● **Action item**:
Taking the line that contains "Extract the structured" as the first, copy each line exactly up to and including the last line below.

● **Given data**:
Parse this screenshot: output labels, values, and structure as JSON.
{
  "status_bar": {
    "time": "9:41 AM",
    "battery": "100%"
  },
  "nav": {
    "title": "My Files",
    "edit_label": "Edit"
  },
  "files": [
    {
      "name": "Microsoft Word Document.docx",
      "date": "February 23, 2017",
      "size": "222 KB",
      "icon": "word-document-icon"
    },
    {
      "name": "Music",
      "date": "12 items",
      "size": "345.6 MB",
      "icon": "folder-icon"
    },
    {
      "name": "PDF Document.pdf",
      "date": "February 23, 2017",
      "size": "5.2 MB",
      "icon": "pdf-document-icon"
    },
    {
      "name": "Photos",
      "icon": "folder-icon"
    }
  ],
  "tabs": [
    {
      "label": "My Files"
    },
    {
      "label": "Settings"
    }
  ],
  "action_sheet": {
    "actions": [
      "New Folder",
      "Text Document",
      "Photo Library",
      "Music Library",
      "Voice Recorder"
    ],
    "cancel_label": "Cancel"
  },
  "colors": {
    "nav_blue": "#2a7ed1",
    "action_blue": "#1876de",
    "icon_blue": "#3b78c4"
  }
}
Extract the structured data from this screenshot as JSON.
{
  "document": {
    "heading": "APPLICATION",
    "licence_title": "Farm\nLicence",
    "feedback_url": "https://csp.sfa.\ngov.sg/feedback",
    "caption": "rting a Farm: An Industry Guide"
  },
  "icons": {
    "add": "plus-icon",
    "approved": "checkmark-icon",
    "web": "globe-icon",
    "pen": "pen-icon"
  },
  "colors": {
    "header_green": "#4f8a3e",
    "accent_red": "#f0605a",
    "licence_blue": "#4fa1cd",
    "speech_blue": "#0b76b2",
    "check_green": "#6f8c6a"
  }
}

● **Task output**:
Extract the structured data from this screenshot as JSON.
{
  "document": {
    "heading": "APPLICATION",
    "licence_title": "Farm\nLicence",
    "feedback_url": "https://csp.sfa.\ngov.sg/feedback",
    "caption": "rting a Farm: An Industry Guide"
  },
  "icons": {
    "add": "plus-icon",
    "approved": "checkmark-icon",
    "web": "globe-icon",
    "pen": "pen-icon"
  },
  "colors": {
    "header_green": "#4f8a3e",
    "accent_red": "#f0605a",
    "licence_blue": "#4fa1cd",
    "speech_blue": "#0b76b2",
    "check_green": "#6f8c6a"
  }
}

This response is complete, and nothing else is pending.